▶ **What to do**:
Go through the records and filter out every line lacking the word "strategies"; copy the lines that remain.

▶ **Study material**:
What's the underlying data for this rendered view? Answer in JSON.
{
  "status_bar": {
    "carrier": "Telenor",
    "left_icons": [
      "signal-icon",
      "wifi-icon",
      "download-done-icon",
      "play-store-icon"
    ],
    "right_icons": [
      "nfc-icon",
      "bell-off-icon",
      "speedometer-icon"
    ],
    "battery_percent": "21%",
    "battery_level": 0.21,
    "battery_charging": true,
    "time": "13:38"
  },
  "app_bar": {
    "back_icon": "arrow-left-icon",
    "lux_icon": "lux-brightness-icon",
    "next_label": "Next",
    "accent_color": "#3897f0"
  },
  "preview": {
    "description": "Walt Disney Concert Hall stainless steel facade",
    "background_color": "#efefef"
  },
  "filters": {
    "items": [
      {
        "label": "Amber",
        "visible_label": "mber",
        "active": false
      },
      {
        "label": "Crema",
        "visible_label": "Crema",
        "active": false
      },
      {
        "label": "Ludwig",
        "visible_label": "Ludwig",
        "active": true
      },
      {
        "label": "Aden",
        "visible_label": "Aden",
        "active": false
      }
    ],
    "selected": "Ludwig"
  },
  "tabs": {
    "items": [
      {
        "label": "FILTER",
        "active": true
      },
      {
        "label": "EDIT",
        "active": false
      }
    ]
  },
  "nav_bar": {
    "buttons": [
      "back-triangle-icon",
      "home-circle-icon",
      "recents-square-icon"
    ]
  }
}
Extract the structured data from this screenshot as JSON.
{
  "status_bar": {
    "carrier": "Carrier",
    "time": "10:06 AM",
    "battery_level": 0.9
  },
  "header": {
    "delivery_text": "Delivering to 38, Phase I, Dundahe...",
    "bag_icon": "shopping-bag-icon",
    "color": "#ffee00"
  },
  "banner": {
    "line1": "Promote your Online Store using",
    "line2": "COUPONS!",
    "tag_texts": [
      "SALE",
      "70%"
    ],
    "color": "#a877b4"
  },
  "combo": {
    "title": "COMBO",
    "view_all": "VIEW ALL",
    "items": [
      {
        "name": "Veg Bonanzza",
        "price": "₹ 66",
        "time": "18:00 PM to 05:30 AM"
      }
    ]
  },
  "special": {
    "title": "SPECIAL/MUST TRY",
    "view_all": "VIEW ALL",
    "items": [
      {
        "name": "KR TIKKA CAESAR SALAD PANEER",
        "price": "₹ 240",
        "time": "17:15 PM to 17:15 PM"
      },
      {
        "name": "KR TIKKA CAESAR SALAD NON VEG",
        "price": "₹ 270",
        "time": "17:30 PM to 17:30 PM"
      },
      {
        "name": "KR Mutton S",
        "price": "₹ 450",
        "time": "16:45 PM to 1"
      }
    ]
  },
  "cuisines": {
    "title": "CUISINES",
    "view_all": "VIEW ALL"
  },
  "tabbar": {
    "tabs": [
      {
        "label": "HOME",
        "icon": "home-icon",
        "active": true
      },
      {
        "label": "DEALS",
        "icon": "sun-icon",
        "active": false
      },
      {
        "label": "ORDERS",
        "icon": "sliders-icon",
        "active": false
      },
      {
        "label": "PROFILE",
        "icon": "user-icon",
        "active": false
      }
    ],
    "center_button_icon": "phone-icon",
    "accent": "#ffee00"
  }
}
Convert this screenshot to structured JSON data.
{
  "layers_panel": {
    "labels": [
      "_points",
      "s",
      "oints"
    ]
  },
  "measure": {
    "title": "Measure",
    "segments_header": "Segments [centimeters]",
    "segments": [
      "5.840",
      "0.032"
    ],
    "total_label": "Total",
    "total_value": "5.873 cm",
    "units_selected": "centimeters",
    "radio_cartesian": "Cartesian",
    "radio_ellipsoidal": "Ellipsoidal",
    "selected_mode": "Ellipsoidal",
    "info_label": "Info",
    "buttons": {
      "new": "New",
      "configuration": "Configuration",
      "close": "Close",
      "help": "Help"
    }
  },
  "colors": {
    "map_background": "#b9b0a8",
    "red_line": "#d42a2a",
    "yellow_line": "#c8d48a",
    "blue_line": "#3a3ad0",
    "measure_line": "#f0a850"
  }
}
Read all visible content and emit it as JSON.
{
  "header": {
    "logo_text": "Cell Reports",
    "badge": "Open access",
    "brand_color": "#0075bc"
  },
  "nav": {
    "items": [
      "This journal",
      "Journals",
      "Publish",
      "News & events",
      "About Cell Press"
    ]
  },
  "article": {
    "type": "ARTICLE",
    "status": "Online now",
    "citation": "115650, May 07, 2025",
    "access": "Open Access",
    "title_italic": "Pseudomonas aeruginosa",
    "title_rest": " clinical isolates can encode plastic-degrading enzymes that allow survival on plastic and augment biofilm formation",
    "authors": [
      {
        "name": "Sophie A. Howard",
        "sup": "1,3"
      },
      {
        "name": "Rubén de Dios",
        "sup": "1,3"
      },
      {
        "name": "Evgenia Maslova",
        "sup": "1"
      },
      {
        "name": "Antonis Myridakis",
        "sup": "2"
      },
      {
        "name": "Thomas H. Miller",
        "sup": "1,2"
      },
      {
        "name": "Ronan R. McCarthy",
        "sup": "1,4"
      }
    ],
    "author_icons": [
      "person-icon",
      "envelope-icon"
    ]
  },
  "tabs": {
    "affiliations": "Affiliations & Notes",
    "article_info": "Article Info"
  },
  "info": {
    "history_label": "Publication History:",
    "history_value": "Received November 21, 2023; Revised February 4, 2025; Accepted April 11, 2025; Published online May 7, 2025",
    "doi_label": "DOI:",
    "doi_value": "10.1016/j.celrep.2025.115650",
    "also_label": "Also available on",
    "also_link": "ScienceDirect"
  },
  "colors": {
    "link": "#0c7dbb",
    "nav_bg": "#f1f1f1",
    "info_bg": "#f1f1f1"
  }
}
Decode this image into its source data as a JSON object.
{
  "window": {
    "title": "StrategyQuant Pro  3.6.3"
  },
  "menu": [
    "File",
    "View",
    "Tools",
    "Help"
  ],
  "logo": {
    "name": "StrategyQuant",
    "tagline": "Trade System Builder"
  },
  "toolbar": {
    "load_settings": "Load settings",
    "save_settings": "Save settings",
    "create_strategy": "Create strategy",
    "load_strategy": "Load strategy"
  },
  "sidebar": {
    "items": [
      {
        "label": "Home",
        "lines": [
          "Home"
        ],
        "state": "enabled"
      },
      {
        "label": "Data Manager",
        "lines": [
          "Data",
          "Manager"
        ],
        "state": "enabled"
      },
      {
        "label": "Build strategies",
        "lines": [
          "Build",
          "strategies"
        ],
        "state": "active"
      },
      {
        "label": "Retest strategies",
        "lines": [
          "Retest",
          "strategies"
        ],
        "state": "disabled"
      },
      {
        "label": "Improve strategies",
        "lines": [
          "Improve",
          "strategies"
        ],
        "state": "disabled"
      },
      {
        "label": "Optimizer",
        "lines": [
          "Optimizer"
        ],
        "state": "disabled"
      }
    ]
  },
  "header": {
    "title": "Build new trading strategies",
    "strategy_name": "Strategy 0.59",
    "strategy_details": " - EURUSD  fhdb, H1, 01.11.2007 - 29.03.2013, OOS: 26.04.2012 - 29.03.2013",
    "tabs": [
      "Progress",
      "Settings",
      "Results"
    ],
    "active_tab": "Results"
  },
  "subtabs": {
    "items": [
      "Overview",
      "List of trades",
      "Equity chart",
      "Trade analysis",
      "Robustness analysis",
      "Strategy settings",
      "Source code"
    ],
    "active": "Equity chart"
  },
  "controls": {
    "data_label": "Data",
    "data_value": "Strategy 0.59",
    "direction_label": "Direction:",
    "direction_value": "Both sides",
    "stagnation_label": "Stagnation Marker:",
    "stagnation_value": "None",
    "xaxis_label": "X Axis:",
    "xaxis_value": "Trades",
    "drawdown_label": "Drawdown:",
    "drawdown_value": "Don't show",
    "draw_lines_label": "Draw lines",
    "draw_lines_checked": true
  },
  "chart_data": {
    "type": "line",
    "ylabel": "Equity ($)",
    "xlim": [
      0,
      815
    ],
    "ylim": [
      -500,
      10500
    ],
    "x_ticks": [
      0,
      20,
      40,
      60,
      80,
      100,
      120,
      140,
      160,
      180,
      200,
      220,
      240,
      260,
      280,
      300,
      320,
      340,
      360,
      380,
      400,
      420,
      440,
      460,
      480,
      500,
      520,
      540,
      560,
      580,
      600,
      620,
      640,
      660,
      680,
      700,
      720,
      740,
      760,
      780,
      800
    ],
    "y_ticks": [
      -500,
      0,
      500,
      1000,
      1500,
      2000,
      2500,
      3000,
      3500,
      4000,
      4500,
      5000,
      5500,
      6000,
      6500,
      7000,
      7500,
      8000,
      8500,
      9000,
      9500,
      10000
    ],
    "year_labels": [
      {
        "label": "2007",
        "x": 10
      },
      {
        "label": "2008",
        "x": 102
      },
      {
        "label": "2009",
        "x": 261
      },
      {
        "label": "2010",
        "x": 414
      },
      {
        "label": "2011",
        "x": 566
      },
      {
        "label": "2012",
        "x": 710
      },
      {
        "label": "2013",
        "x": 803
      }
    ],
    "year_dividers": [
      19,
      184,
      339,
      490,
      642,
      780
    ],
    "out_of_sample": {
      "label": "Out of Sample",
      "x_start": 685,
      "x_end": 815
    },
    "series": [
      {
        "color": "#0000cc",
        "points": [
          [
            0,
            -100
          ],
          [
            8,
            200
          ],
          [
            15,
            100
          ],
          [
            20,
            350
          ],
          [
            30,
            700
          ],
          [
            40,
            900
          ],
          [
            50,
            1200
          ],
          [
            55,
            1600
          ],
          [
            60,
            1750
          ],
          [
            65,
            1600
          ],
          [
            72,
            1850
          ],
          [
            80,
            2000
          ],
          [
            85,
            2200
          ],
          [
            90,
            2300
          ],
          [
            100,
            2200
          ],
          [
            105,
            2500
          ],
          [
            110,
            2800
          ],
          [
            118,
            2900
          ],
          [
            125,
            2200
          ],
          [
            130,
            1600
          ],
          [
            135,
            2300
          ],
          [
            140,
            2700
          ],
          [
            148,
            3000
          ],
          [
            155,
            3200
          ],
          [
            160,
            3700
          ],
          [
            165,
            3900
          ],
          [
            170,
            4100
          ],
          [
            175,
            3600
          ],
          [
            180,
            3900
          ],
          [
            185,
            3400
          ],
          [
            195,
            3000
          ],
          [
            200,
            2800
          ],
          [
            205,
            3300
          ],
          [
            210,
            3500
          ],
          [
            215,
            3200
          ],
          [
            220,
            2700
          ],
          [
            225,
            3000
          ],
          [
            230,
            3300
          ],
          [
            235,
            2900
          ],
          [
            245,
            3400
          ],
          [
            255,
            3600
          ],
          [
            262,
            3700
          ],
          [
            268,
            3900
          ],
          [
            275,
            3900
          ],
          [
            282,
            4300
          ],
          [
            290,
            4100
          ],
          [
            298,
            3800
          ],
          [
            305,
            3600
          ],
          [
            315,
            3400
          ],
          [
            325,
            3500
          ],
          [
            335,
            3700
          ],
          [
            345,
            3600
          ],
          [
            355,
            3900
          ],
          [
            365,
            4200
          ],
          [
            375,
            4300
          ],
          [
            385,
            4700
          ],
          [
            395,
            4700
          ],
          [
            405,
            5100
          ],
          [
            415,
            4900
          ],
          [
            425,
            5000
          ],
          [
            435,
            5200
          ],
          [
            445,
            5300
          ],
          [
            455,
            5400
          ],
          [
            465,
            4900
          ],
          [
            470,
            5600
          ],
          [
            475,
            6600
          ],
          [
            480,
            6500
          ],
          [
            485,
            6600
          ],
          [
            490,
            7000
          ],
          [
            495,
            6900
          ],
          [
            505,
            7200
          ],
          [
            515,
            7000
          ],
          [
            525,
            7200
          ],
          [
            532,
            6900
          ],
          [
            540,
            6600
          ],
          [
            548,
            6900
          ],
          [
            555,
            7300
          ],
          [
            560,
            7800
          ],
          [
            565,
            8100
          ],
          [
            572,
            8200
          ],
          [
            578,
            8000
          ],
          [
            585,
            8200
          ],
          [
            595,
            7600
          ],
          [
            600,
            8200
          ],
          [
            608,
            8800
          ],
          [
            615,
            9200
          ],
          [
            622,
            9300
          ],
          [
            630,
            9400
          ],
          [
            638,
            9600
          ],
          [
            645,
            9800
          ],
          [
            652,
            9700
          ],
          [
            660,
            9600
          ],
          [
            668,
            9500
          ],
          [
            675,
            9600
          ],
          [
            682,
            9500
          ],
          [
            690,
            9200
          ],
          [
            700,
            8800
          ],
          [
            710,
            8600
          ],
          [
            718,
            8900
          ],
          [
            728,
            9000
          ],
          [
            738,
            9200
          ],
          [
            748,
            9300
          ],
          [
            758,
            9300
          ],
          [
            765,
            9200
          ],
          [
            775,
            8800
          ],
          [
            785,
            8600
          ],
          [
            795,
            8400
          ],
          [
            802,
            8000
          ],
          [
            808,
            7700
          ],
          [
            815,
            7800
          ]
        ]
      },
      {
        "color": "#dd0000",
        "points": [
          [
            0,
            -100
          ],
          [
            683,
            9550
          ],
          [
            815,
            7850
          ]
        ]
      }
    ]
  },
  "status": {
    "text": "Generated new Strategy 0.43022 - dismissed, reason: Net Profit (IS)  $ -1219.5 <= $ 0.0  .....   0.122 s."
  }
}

▶ **Response area**:
        "label": "Build strategies",
          "strategies"
        "label": "Retest strategies",
          "strategies"
        "label": "Improve strategies",
          "strategies"
    "title": "Build new trading strategies",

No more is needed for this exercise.